The opportunistic high-yield sector did not go calmly into year-end, as raucous December issuance ($29.5 billion) shattered yet another long-standing record for the month ($27.6 billion, in December 2012), and propelled issuance for the last three months to the highest total ever for a fourth-quarter period. And this was no swan song for the primary market, as participants see the strong finish to 2020 as a lead-in to another hectic year ahead, as festering economic uncertainty and low borrowing costs stoke incentives to deepen liquidity and push out debt-maturity profiles.
Record totals this year for each of the second quarter ($140.5 billion), third quarter ($126.2 billion), and fourth quarter ($96.0 billion, ahead of the $94.9 billion in the fourth quarter of 2012) lifted volume for the year to $435 billion, 60% ahead of the 2019 amount, and towering over the prior annual peak of $345 billion, in 2012. After record totals for the calendar-month periods from May to August, the September-November totals were each the second highest on record for those months, before the total this December again set a new high bar.
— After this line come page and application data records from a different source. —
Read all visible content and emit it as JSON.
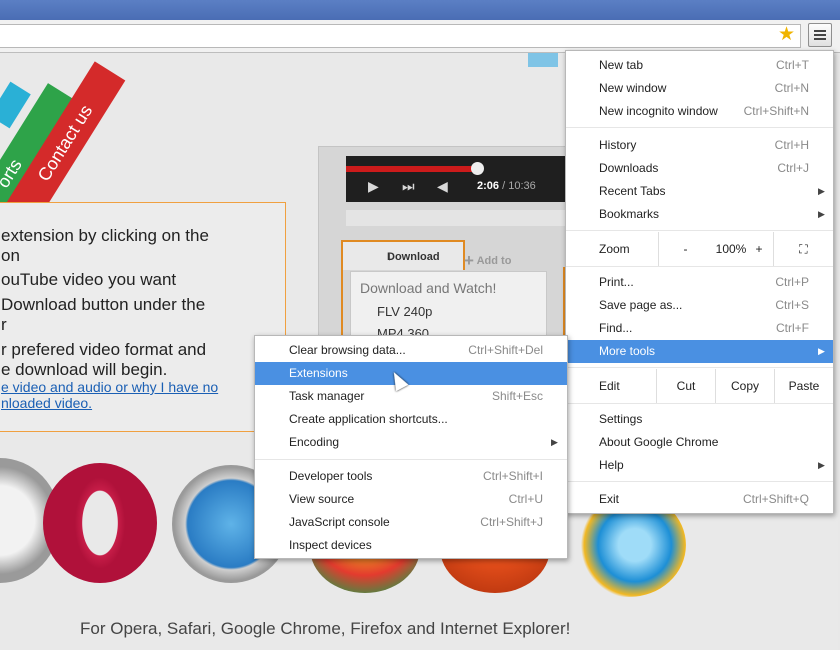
{
  "page": {
    "ribbons": [
      "Contact us",
      "orts"
    ],
    "instructions": [
      "extension by clicking on the",
      "on",
      "ouTube video you want",
      "Download button under the",
      "r",
      "r prefered video format and",
      "e download will begin."
    ],
    "help_link_lines": [
      "e video and audio or why I have no",
      "nloaded video."
    ],
    "player": {
      "time_current": "2:06",
      "time_total": "/ 10:36"
    },
    "download_tab": "Download",
    "add_to": "Add to",
    "download_list": {
      "header": "Download and Watch!",
      "items": [
        "FLV 240p",
        "MP4 360"
      ]
    },
    "caption": "For Opera, Safari, Google Chrome, Firefox and Internet Explorer!"
  },
  "chrome_menu": {
    "items1": [
      {
        "label": "New tab",
        "shortcut": "Ctrl+T"
      },
      {
        "label": "New window",
        "shortcut": "Ctrl+N"
      },
      {
        "label": "New incognito window",
        "shortcut": "Ctrl+Shift+N"
      }
    ],
    "items2": [
      {
        "label": "History",
        "shortcut": "Ctrl+H"
      },
      {
        "label": "Downloads",
        "shortcut": "Ctrl+J"
      },
      {
        "label": "Recent Tabs",
        "shortcut": ""
      },
      {
        "label": "Bookmarks",
        "shortcut": ""
      }
    ],
    "zoom": {
      "label": "Zoom",
      "minus": "-",
      "value": "100%",
      "plus": "+"
    },
    "items3": [
      {
        "label": "Print...",
        "shortcut": "Ctrl+P"
      },
      {
        "label": "Save page as...",
        "shortcut": "Ctrl+S"
      },
      {
        "label": "Find...",
        "shortcut": "Ctrl+F"
      },
      {
        "label": "More tools",
        "shortcut": ""
      }
    ],
    "edit": {
      "label": "Edit",
      "cut": "Cut",
      "copy": "Copy",
      "paste": "Paste"
    },
    "items4": [
      {
        "label": "Settings",
        "shortcut": ""
      },
      {
        "label": "About Google Chrome",
        "shortcut": ""
      },
      {
        "label": "Help",
        "shortcut": ""
      }
    ],
    "exit": {
      "label": "Exit",
      "shortcut": "Ctrl+Shift+Q"
    }
  },
  "more_tools_menu": {
    "group1": [
      {
        "label": "Clear browsing data...",
        "shortcut": "Ctrl+Shift+Del"
      },
      {
        "label": "Extensions",
        "shortcut": ""
      },
      {
        "label": "Task manager",
        "shortcut": "Shift+Esc"
      },
      {
        "label": "Create application shortcuts...",
        "shortcut": ""
      },
      {
        "label": "Encoding",
        "shortcut": ""
      }
    ],
    "group2": [
      {
        "label": "Developer tools",
        "shortcut": "Ctrl+Shift+I"
      },
      {
        "label": "View source",
        "shortcut": "Ctrl+U"
      },
      {
        "label": "JavaScript console",
        "shortcut": "Ctrl+Shift+J"
      },
      {
        "label": "Inspect devices",
        "shortcut": ""
      }
    ]
  }
}
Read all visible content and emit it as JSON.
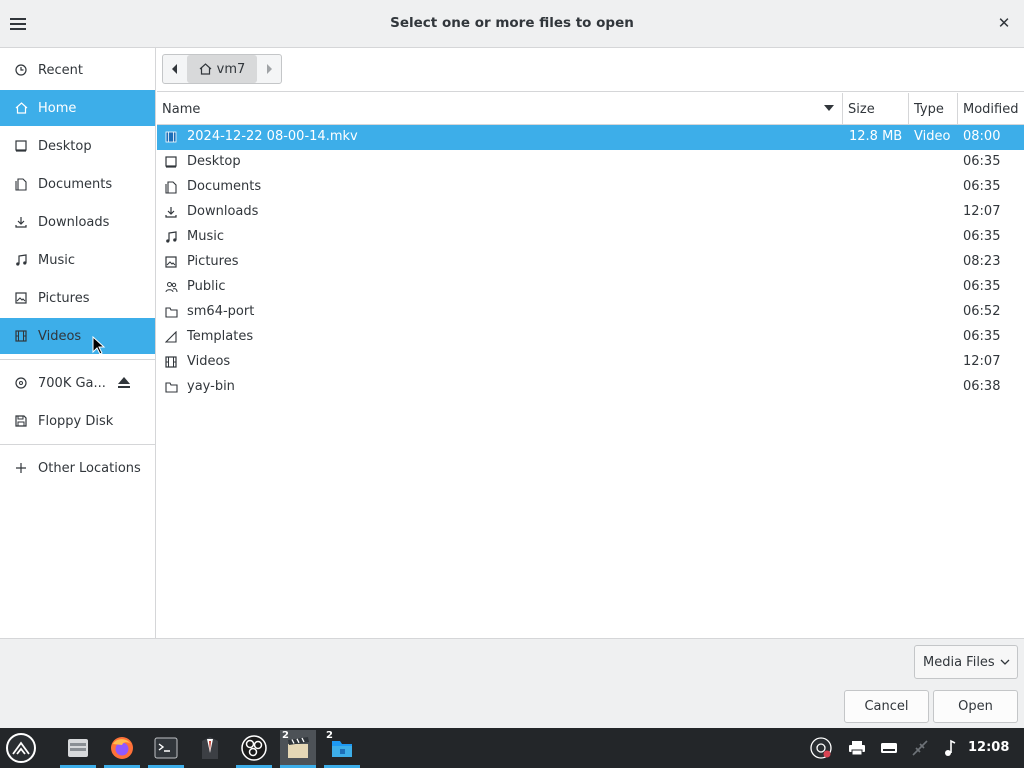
{
  "dialog": {
    "title": "Select one or more files to open"
  },
  "sidebar": {
    "items": [
      {
        "label": "Recent",
        "icon": "clock-icon"
      },
      {
        "label": "Home",
        "icon": "home-icon",
        "selected": true
      },
      {
        "label": "Desktop",
        "icon": "desktop-icon"
      },
      {
        "label": "Documents",
        "icon": "documents-icon"
      },
      {
        "label": "Downloads",
        "icon": "download-icon"
      },
      {
        "label": "Music",
        "icon": "music-note-icon"
      },
      {
        "label": "Pictures",
        "icon": "image-icon"
      },
      {
        "label": "Videos",
        "icon": "film-icon",
        "hovered": true
      }
    ],
    "devices": [
      {
        "label": "700K Ga...",
        "icon": "disc-icon",
        "eject": true
      },
      {
        "label": "Floppy Disk",
        "icon": "floppy-icon"
      }
    ],
    "other": {
      "label": "Other Locations",
      "icon": "plus-icon"
    }
  },
  "pathbar": {
    "current": "vm7"
  },
  "columns": {
    "name": "Name",
    "size": "Size",
    "type": "Type",
    "modified": "Modified"
  },
  "files": [
    {
      "name": "2024-12-22 08-00-14.mkv",
      "size": "12.8 MB",
      "type": "Video",
      "modified": "08:00",
      "icon": "video-file-icon",
      "selected": true
    },
    {
      "name": "Desktop",
      "size": "",
      "type": "",
      "modified": "06:35",
      "icon": "desktop-icon"
    },
    {
      "name": "Documents",
      "size": "",
      "type": "",
      "modified": "06:35",
      "icon": "documents-icon"
    },
    {
      "name": "Downloads",
      "size": "",
      "type": "",
      "modified": "12:07",
      "icon": "download-icon"
    },
    {
      "name": "Music",
      "size": "",
      "type": "",
      "modified": "06:35",
      "icon": "music-note-icon"
    },
    {
      "name": "Pictures",
      "size": "",
      "type": "",
      "modified": "08:23",
      "icon": "image-icon"
    },
    {
      "name": "Public",
      "size": "",
      "type": "",
      "modified": "06:35",
      "icon": "users-icon"
    },
    {
      "name": "sm64-port",
      "size": "",
      "type": "",
      "modified": "06:52",
      "icon": "folder-icon"
    },
    {
      "name": "Templates",
      "size": "",
      "type": "",
      "modified": "06:35",
      "icon": "template-icon"
    },
    {
      "name": "Videos",
      "size": "",
      "type": "",
      "modified": "12:07",
      "icon": "film-icon"
    },
    {
      "name": "yay-bin",
      "size": "",
      "type": "",
      "modified": "06:38",
      "icon": "folder-icon"
    }
  ],
  "footer": {
    "filter": "Media Files",
    "cancel": "Cancel",
    "open": "Open"
  },
  "taskbar": {
    "apps": [
      {
        "name": "file-manager-icon"
      },
      {
        "name": "firefox-icon"
      },
      {
        "name": "terminal-icon"
      },
      {
        "name": "suit-app-icon"
      },
      {
        "name": "obs-icon"
      },
      {
        "name": "clapperboard-icon",
        "badge": "2"
      },
      {
        "name": "folder-app-icon",
        "badge": "2"
      }
    ],
    "clock": "12:08"
  },
  "colors": {
    "selection": "#3daee9",
    "taskbar": "#232629",
    "chrome": "#eff0f1"
  }
}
For now, Street issuance estimates for the year ahead generally range above $300 billion, or well more than any of the annual totals from 2015-2019.
Fourth-quarter trends indicated sharp, and increasingly expansive, investor appetites for risk, as the Federal Reserve remains hunkered in an accommodative crouch. Single-B issuance swelled to 35% of fourth quarter issuance, up more than six percentage points from the third quarter, and more than 13 points from the second quarter, when double-B issuance accounted for an outsized 43% of the total. That double-B share slid back to 27% in the fourth quarter, roughly in line with the proportion in the fourth quarter of 2019.
Deals rated triple-C or lower, meantime, increased to more than 12% of the fourth-quarter total, from 4% in the second quarter.
Investors also backed issuers’ term-extension ambitions as rates consolidated at historically low levels over the back half of 2020. By deal count, new issues dated eight years or longer accounted for 53% of the high-yield primary docket in the fourth quarter. That’s near the 60% share in the third quarter, leaving the proportion for the second half of 2020 roughly double the share in the second quarter, when five-year terms dominated the fragile marketplace. (The share of five-year deals tumbled to 24% of the total deal count in the fourth quarter, from more than half in the second quarter.)
Showcasing the risk-on support for borrowers, AssuredPartners Inc. in early December inked 5.625% eight-year senior notes, representing the tightest pricing on record in that maturity bucket for triple-C paper. That placement came after new-issue pricing for unsecured notes in November averaged a record-low 4.97%, down from a 6.29% average in the second quarter.
No surprise, then, that refinancing drove an 11-year-high 68% of total issuance in 2020. Deals added for general balance-sheet liquidity also surged to a record-high 17% of the record total, up from less than 8% for each of the previous four years. Deals backing M&A and LBO activity, meantime, slid to an 11-year low of 11% of the total, down from 22% in 2019 and a post-crisis peak of 38% in 2015.
There are signs, though, that the funding patterns are shifting into 2021, as the leveraged loan markets heat up. M&A/LBO-driven bond offerings accounted for 15.5% of the fourth-quarter issuance total, up 11 percentage points sequentially, and against a 19-point ebb from the third quarter in the share of refinancing-driven deals. Notably, the amount of new bonds issued to take out leveraged loans dropped sharply over the final three months of the year, from lofty heights over the middle two quarters of the year.